--- RECORDED INFORMATION ---
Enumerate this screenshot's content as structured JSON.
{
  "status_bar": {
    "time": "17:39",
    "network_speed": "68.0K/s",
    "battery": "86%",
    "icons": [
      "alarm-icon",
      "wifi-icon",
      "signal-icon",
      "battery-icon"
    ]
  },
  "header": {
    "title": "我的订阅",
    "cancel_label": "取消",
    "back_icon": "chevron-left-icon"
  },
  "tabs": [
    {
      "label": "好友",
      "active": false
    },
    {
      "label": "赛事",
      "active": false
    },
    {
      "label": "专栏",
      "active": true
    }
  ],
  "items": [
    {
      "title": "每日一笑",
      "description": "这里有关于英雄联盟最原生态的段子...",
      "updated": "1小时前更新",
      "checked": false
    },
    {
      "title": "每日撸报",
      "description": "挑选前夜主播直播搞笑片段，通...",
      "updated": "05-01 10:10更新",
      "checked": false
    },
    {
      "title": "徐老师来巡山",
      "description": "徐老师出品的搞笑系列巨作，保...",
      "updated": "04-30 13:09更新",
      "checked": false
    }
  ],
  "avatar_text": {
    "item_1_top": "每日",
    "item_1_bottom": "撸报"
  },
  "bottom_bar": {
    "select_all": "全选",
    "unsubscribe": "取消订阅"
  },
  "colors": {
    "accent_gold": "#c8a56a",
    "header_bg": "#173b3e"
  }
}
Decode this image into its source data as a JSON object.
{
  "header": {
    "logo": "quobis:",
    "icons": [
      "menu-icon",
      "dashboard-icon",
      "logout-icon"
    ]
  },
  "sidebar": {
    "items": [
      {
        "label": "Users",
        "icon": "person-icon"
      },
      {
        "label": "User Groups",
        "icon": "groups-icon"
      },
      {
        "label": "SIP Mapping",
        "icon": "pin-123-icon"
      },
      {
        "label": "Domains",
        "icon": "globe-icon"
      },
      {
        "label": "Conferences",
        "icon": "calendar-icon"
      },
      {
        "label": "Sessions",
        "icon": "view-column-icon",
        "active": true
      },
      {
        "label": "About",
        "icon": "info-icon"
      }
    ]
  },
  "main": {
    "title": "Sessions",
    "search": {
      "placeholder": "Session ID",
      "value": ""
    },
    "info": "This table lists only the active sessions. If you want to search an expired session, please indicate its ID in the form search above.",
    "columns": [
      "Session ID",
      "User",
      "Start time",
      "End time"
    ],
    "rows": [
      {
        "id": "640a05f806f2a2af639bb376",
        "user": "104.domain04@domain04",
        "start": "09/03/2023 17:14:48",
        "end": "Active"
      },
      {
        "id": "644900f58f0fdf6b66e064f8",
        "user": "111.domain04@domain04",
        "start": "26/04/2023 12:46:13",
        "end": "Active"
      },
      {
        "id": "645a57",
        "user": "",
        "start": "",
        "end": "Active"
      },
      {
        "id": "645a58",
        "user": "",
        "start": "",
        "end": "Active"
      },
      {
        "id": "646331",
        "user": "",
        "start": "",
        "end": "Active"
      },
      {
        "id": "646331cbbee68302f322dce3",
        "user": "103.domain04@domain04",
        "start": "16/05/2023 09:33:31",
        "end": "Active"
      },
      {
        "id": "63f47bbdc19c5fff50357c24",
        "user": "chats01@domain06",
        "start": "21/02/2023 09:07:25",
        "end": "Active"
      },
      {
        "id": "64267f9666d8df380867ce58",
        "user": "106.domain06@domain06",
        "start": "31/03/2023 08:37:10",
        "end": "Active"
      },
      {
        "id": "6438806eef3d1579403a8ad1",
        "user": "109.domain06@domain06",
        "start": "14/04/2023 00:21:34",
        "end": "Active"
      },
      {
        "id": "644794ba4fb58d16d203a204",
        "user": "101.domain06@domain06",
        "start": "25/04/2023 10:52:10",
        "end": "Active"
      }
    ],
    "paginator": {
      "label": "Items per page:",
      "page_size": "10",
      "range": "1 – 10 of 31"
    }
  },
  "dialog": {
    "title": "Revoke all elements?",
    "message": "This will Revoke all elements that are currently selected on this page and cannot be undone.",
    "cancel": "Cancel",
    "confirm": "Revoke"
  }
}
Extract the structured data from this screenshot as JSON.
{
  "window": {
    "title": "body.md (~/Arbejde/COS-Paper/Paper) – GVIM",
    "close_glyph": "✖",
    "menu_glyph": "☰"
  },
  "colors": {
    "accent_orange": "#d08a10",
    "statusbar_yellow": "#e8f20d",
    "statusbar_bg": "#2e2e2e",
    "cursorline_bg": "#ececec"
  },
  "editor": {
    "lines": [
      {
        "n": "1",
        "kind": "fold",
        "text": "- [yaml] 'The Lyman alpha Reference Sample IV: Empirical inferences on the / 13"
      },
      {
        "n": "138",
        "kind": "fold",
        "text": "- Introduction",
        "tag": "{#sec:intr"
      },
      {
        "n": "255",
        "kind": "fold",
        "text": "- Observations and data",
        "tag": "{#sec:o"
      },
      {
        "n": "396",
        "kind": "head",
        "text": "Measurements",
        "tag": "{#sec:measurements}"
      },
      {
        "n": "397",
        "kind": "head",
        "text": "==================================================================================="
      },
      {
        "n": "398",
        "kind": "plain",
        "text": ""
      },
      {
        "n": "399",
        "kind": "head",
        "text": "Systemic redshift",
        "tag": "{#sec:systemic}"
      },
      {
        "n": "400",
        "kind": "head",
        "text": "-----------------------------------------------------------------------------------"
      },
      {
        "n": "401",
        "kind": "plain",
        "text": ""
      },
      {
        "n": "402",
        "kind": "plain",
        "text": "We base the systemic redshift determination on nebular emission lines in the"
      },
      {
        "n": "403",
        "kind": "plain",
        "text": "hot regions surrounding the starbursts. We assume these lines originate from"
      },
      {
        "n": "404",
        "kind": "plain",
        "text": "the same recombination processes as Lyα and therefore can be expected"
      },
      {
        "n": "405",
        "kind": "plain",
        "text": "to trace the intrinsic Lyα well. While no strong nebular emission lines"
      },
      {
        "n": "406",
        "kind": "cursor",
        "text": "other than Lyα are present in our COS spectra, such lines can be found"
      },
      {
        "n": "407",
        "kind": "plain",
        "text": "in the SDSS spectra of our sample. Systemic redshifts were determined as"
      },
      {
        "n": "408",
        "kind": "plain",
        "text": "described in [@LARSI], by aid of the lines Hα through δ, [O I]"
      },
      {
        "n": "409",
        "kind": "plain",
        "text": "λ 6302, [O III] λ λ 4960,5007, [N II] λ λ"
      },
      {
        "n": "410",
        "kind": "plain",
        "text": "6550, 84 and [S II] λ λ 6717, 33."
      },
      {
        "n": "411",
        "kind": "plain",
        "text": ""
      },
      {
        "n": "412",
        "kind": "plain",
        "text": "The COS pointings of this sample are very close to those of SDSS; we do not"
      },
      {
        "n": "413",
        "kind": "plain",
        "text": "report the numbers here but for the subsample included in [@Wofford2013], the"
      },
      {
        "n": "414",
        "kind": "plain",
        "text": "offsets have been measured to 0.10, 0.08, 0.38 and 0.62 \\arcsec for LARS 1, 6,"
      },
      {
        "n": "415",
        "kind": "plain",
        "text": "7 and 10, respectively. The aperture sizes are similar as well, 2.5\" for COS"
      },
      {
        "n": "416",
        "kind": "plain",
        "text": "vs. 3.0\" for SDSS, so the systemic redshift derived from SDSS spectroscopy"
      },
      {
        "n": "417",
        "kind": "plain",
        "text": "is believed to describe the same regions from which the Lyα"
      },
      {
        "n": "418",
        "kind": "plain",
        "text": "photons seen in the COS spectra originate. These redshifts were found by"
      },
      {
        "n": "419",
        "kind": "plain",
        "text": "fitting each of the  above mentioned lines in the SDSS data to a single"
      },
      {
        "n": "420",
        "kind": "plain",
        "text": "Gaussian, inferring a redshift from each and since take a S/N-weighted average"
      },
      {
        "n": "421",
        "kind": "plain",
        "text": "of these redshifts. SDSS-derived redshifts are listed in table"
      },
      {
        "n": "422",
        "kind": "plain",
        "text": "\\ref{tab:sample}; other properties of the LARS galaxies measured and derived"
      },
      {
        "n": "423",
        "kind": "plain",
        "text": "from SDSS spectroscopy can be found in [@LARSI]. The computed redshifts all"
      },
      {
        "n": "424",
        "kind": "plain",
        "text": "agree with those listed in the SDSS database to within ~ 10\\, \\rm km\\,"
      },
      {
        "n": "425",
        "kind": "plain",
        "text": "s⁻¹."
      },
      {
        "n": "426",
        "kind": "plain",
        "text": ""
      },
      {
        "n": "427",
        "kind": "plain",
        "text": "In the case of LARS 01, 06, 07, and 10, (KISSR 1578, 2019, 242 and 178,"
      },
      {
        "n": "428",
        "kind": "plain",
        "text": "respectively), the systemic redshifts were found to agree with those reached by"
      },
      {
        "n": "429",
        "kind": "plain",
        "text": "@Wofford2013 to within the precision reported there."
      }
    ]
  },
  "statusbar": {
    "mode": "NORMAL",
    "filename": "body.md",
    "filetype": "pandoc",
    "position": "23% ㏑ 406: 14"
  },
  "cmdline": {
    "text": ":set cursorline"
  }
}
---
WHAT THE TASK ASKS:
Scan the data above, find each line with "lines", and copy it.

RESULT BELOW:
    "lines": [
        "text": "We base the systemic redshift determination on nebular emission lines in the"
        "text": "hot regions surrounding the starbursts. We assume these lines originate from"
        "text": "to trace the intrinsic Lyα well. While no strong nebular emission lines"
        "text": "other than Lyα are present in our COS spectra, such lines can be found"
        "text": "described in [@LARSI], by aid of the lines Hα through δ, [O I]"
        "text": "fitting each of the  above mentioned lines in the SDSS data to a single"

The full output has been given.